Check each line below for the word "Current", and copy those that have it.
(Beginning of SUPPLIED RECORDS)
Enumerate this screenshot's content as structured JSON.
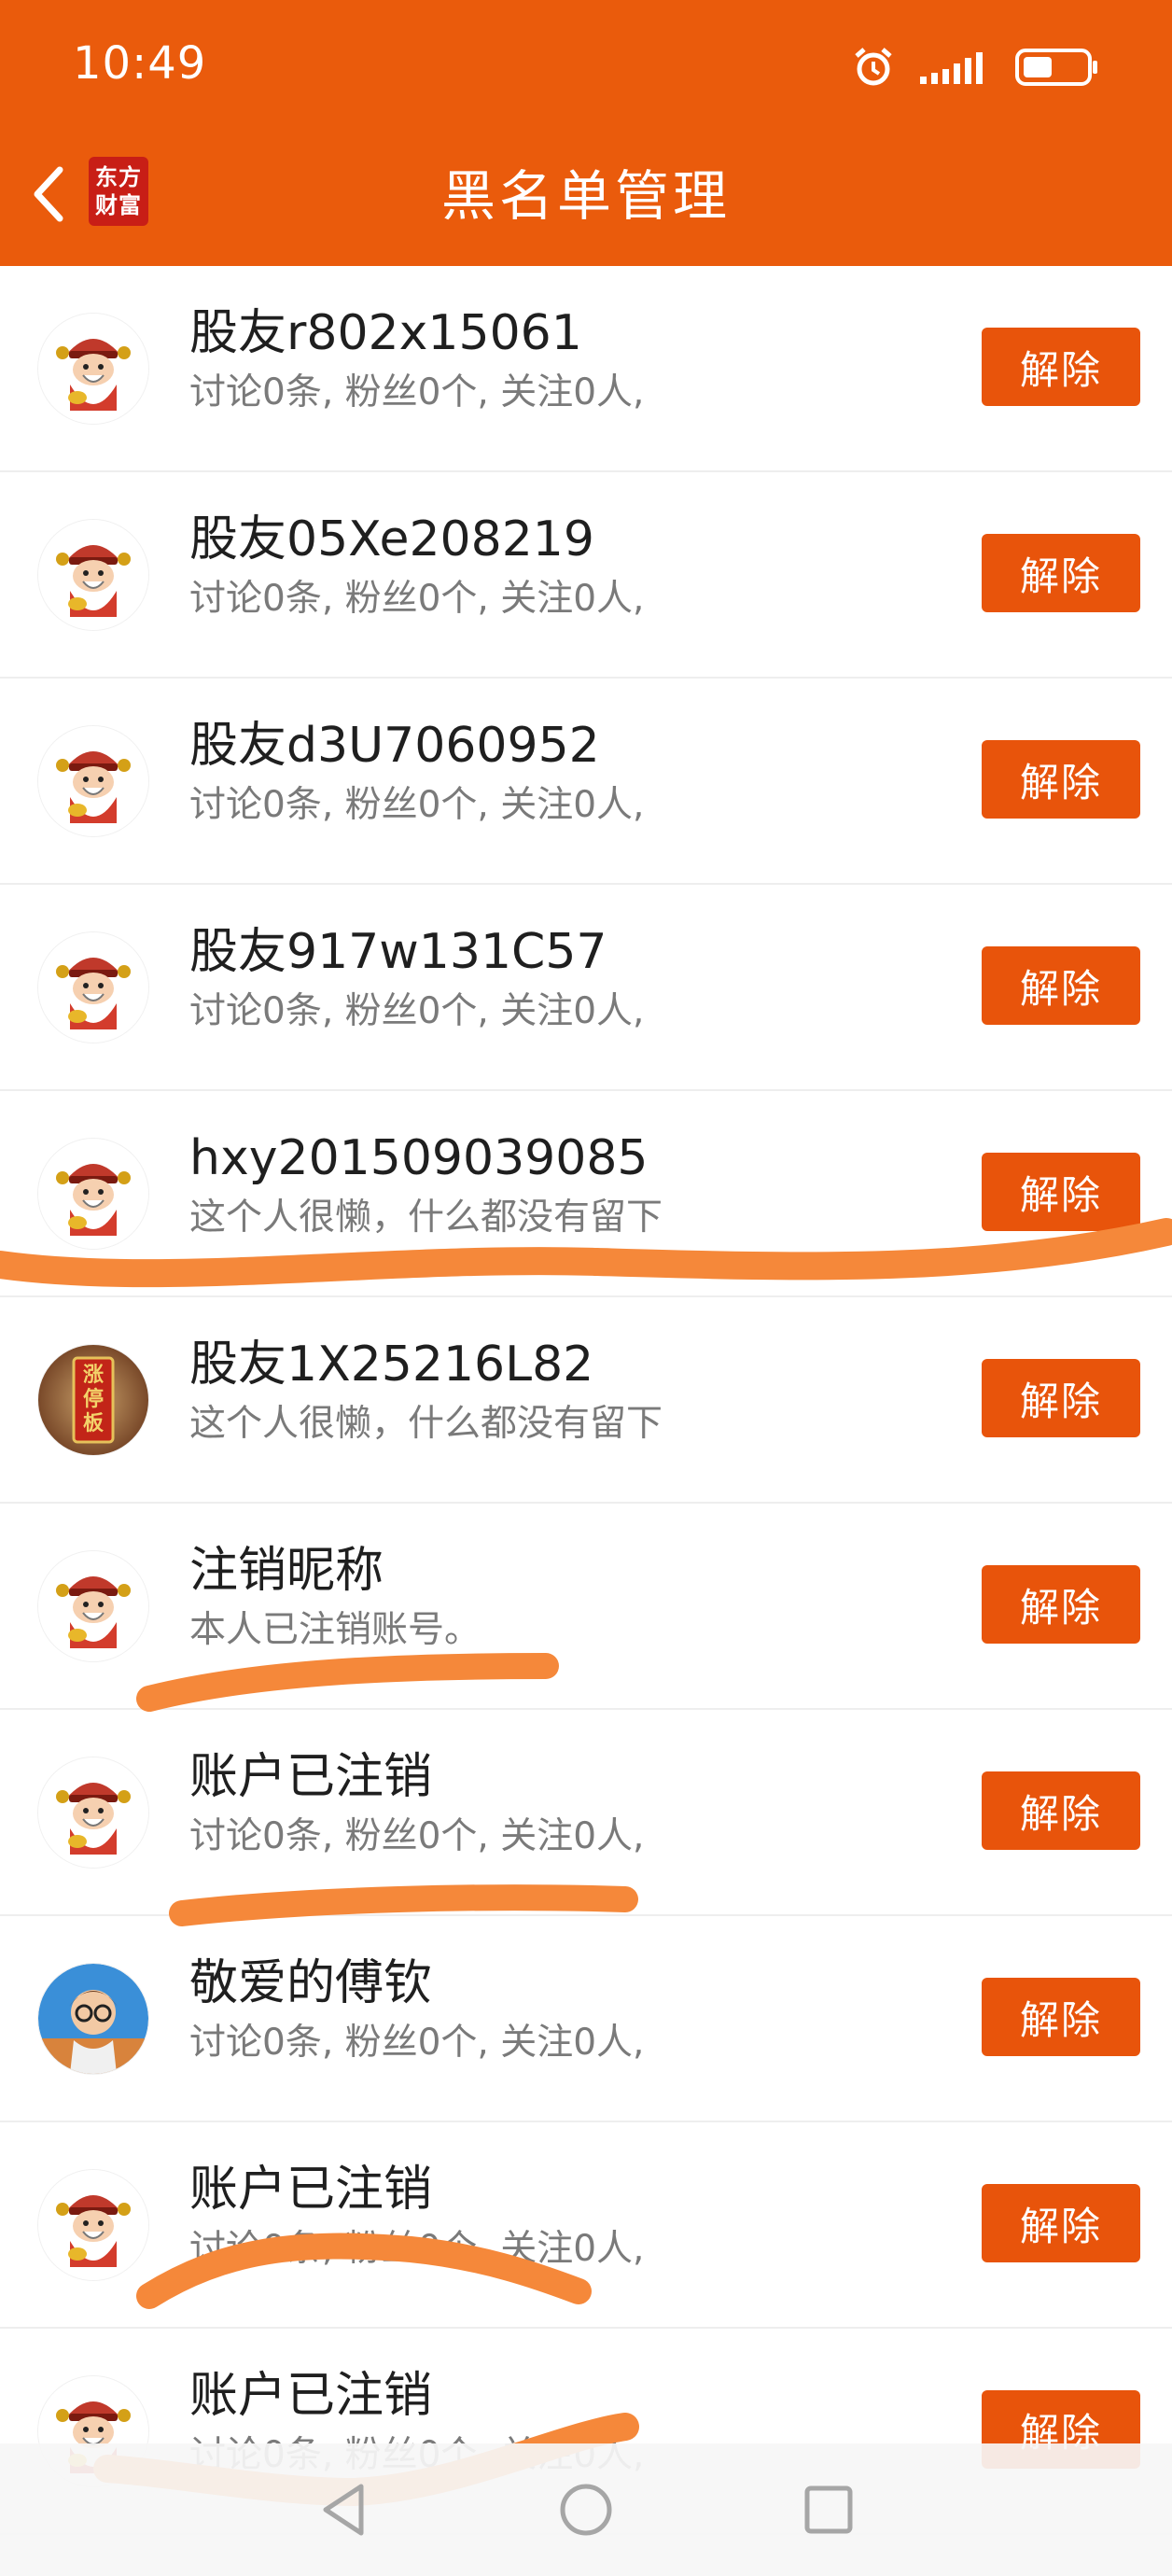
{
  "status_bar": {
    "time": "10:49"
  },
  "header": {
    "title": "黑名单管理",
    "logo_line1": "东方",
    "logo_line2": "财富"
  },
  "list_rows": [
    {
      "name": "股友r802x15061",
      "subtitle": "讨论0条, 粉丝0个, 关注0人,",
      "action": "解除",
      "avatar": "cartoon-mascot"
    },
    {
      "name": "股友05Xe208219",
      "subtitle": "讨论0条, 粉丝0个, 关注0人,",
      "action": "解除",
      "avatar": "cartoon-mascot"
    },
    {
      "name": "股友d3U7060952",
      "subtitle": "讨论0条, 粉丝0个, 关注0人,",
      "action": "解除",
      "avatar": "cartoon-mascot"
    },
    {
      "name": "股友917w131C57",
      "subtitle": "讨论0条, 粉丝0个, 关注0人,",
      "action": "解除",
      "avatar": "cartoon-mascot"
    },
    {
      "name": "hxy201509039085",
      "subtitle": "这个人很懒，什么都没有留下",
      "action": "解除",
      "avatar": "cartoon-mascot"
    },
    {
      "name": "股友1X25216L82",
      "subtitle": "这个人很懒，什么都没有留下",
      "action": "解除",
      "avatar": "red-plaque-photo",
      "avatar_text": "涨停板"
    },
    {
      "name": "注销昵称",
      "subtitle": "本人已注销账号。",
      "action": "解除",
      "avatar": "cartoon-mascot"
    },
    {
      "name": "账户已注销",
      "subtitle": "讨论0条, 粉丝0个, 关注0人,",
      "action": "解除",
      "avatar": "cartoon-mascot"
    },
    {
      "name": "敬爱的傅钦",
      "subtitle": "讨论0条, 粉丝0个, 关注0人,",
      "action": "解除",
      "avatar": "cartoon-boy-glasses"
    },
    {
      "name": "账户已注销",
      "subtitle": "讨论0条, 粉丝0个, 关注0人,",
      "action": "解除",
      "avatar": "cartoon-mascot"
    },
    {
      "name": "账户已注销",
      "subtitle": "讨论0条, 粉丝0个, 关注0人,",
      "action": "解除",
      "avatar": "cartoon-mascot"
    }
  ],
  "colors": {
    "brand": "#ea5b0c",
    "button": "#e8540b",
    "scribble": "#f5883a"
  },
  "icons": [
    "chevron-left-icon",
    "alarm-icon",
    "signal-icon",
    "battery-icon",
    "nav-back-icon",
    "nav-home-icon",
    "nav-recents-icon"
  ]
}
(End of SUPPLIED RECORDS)
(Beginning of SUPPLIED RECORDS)
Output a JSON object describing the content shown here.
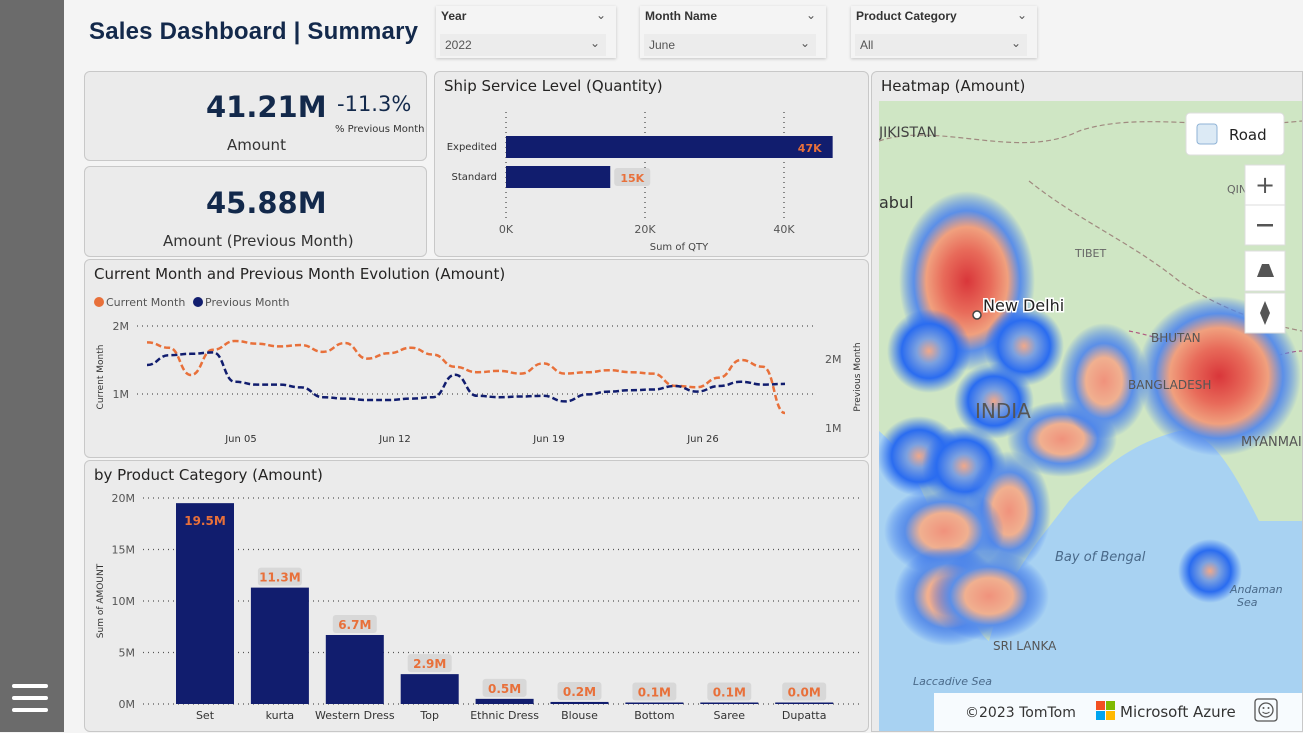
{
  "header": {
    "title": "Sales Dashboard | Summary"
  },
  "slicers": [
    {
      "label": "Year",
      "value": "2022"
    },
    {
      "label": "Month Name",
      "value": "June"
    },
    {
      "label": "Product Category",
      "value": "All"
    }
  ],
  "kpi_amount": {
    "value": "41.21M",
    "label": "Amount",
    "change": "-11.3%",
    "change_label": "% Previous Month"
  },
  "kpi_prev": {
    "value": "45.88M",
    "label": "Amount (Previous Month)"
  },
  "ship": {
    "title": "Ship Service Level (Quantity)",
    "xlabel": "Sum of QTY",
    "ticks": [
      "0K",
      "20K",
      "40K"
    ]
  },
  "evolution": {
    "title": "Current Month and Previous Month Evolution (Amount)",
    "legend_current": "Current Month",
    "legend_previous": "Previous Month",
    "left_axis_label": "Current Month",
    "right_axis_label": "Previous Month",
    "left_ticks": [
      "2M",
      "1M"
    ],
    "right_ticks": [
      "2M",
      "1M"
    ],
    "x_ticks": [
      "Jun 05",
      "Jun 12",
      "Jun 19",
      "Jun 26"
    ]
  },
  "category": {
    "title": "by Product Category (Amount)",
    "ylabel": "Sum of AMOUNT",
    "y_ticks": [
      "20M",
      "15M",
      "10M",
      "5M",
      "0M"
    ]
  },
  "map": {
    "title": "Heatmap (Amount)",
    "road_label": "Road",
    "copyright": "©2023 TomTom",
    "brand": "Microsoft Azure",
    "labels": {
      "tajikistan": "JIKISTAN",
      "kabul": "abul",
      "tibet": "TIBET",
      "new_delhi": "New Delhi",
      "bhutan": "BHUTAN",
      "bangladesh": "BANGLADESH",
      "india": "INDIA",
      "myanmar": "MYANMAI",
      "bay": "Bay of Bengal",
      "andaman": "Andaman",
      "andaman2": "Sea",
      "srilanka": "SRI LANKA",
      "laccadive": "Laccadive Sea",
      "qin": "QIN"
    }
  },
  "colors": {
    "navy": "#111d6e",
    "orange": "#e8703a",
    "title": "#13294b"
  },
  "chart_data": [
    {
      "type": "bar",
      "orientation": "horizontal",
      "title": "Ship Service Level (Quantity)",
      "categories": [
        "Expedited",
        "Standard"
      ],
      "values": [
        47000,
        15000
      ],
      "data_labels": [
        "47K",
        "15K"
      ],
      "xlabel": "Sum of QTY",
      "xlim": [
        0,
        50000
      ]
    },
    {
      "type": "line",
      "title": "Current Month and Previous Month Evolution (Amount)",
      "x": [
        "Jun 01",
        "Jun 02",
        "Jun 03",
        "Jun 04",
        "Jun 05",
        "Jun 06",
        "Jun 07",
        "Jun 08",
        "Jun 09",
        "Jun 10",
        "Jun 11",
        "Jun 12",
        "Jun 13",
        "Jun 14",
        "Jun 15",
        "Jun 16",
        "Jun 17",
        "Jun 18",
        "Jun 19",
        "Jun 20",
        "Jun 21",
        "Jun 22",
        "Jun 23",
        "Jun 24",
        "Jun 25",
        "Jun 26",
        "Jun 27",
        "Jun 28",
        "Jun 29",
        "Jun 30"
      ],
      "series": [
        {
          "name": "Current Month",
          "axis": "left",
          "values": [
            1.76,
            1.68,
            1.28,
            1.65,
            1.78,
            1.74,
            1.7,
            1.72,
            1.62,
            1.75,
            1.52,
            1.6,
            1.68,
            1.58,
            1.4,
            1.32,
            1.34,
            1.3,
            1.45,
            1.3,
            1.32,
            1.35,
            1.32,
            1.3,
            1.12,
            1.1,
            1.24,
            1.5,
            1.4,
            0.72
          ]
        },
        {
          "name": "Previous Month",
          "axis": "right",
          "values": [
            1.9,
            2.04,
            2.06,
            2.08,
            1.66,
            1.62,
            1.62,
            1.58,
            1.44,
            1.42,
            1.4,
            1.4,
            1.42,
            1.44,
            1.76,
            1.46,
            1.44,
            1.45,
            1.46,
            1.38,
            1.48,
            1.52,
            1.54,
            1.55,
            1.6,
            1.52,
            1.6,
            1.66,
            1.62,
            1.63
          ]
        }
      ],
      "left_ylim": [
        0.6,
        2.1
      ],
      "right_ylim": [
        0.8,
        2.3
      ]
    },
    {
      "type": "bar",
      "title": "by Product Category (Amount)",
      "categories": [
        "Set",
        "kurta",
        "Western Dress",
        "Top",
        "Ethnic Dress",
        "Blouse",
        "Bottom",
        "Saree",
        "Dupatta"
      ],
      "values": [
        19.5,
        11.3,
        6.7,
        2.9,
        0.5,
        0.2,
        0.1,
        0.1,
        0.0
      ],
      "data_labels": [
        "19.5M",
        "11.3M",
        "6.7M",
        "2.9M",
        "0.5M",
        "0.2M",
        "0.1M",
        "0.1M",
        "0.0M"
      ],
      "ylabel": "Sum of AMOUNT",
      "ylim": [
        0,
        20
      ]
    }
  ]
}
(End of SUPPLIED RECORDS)
- **PROBLEM SOLUTION**
    "title": "Current Month and Previous Month Evolution (Amount)",
    "legend_current": "Current Month",
    "left_axis_label": "Current Month",
      "title": "Current Month and Previous Month Evolution (Amount)",
          "name": "Current Month",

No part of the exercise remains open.